The City of Chicago filed a voluminous lawsuit against more than two dozen companies that sell e-cigarette vapor liquid and accessories, alleging their online retail and marketing operations violate the city’s municipal code by targeting and selling to minors.
“Chicago’s young people are our future, not Big Tobacco’s future customers,” Mayor Rahm Emanuel said in a statement. “We will continue to take aggressive steps to keep our children free from the dangers of addiction, protect our residents and fight for a healthier Chicago.”
The 136-page complaint was filed Monday in Cook County Circuit Court against 27 companies scattered across the country.
“Defendants actively market their products to Minors, both on Defendants’ websites and through social-media campaigns,” the suit reads. “Defendants’ practices are immoral and unethical, cause substantial injury to underage consumers of e-cigarettes, and offend Chicago’s strong public policy against the underage use of tobacco products.”
In the complaint, the city laid out how the Bureau of Consumer Protection and Business Affairs conducted tests to see if a minor could purchase products from the e-cigarette companies.
Using a pre-paid Visa gift card, an 18-year-old man — identified only as “John Doe” — ordered “nicotine-containing e-liquids” from each of the defendants’ websites and had them delivered to the bureau’s office at Ogden and Western.
“At no time before or during the purchase or delivery of the tobacco products or accessories did Defendants request a valid form of government identification or any other verification of Doe’s age,” the lawsuit states. “And at no time before or after the delivery of the tobacco products and accessories did Defendants call or email Doe to get more identifying information or confirm that Doe was 21 years old or older.”
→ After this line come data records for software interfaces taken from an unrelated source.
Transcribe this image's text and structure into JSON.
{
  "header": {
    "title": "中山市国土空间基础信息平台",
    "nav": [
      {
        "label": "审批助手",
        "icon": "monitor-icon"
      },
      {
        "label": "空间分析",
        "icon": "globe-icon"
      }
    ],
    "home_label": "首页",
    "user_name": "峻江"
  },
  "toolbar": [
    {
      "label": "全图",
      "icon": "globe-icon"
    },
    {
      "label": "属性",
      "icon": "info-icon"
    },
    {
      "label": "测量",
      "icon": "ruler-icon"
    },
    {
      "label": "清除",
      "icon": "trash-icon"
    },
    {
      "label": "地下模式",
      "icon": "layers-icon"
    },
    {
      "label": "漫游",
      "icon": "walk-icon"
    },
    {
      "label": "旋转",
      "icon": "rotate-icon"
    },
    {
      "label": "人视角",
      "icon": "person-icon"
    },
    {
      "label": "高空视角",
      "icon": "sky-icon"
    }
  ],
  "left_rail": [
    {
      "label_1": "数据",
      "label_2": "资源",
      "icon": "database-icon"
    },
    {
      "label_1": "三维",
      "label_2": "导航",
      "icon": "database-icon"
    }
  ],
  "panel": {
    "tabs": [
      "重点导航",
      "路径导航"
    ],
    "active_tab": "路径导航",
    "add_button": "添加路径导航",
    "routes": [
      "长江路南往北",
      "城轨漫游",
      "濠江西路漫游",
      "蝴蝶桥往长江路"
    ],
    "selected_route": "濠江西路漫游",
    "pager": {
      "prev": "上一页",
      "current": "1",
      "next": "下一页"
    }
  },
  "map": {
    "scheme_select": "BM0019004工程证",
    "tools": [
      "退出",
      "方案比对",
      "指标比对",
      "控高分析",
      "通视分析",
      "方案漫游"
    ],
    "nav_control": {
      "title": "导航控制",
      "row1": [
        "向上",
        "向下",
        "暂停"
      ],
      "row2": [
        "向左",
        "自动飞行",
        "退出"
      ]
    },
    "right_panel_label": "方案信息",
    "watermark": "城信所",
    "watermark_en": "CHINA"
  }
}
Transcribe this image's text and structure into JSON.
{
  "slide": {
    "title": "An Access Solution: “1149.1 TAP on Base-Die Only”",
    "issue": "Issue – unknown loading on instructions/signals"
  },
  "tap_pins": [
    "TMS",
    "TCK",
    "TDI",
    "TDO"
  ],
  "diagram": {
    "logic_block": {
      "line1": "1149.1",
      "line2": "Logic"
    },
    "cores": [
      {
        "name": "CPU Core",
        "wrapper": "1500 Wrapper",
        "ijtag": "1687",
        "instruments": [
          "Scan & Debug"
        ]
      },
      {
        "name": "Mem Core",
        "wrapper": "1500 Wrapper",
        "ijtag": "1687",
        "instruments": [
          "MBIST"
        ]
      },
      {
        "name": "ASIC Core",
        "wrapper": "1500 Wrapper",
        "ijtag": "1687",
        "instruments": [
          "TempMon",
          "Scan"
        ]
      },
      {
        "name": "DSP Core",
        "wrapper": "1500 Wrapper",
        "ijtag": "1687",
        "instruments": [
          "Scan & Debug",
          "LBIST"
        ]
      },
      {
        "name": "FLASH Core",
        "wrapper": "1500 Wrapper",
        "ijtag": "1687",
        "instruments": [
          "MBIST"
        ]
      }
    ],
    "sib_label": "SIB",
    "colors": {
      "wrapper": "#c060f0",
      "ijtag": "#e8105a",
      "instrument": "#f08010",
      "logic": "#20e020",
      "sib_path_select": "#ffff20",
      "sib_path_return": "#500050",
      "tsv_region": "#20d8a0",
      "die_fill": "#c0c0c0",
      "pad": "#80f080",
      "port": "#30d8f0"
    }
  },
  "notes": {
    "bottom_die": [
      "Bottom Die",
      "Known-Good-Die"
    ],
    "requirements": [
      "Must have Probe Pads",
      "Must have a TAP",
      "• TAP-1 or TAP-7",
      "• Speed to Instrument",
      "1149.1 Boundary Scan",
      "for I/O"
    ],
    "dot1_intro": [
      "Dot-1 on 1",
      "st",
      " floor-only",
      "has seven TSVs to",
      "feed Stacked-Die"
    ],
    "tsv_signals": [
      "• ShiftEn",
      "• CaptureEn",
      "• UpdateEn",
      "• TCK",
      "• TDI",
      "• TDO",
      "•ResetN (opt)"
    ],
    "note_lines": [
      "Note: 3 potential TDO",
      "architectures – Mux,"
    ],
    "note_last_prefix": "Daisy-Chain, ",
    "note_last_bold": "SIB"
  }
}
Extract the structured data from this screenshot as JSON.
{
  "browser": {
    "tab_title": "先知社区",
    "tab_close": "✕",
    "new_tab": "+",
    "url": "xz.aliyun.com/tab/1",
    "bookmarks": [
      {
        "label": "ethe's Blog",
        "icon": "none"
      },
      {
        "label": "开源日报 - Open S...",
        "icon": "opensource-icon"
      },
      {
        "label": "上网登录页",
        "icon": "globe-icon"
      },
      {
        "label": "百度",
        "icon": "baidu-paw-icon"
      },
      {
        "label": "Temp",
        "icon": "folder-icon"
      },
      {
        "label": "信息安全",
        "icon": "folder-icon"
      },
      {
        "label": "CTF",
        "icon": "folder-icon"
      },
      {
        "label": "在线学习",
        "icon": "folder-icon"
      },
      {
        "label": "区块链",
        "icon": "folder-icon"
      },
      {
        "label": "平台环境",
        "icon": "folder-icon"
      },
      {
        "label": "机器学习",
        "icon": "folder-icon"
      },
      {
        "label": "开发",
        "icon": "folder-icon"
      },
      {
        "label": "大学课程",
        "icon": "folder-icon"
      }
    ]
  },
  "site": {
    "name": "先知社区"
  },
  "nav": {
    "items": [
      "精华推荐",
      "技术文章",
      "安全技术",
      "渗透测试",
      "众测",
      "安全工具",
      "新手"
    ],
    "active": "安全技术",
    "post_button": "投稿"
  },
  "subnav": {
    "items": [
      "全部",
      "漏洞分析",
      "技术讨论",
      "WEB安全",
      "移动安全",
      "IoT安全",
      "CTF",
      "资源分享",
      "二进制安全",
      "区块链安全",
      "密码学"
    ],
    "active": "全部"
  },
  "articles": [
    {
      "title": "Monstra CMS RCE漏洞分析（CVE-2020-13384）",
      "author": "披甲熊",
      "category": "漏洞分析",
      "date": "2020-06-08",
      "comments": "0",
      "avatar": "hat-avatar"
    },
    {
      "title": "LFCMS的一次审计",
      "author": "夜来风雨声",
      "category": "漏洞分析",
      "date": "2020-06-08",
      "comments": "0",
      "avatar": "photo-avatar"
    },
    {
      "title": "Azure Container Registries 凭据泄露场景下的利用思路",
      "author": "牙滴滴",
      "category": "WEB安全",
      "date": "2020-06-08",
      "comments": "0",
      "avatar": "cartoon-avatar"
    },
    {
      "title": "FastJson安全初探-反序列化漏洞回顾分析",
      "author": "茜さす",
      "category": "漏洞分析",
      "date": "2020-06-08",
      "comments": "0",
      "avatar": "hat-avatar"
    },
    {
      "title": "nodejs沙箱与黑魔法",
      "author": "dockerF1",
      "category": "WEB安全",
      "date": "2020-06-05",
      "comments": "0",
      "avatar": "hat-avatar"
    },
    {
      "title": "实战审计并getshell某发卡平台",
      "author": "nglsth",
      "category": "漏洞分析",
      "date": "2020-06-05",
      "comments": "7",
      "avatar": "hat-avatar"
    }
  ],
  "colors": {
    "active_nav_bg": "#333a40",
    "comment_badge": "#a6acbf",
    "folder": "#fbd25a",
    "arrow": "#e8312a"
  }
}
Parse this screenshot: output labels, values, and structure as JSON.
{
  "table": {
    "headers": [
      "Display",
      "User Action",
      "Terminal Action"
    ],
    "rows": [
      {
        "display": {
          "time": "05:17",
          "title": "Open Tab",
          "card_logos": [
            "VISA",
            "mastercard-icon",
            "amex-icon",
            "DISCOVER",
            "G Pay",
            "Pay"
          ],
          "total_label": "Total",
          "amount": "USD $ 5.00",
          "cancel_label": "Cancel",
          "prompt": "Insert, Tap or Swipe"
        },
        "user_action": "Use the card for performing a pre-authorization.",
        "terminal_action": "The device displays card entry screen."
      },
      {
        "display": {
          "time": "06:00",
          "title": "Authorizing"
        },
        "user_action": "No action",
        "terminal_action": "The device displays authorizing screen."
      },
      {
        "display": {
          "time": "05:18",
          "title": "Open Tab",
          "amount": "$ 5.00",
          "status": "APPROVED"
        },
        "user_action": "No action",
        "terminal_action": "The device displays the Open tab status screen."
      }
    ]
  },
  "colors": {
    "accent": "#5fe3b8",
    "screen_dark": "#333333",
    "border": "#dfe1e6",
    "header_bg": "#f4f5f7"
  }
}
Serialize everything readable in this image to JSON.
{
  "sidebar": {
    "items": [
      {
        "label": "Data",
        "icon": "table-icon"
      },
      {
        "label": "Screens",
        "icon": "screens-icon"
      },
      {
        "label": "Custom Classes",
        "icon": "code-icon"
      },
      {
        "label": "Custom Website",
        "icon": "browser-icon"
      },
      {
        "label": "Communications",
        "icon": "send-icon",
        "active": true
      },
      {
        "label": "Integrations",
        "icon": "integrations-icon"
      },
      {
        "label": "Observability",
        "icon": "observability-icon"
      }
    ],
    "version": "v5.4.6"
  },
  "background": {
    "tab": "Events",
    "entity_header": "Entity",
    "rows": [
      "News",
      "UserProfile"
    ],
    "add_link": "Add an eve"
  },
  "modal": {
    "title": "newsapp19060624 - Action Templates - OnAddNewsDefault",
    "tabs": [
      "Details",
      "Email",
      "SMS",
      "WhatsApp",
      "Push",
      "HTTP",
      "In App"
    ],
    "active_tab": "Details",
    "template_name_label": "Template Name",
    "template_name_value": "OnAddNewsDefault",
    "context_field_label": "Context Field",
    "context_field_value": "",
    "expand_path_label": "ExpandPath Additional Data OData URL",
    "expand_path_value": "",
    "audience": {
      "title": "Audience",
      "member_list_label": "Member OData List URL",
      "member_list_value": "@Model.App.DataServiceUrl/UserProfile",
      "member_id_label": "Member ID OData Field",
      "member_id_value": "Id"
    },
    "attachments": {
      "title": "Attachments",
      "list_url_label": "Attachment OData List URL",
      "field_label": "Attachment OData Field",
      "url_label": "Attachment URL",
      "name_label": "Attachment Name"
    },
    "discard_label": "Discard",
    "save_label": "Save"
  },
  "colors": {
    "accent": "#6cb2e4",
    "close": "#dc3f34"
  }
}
Chicago raised the age to buy tobacco products — which includes e-cigarettes and accessories — to 21 in 2016.
The Chicago Sun-Times reached out to each of the 27 companies for comment, but none returned messages.
Four brick-and-mortar stores have also been cited for selling e-cigarette materials to minors, as well, according to a city Law Department spokesman.
The city filed another lawsuit last November against nine other e-cigarette retailers, alleging those companies also targeted minors. That suit has yet to be resolved, but, according to a Law Department spokesman, three of those companies have stopped selling e-cigarettes altogether and a fourth has left the Chicago market.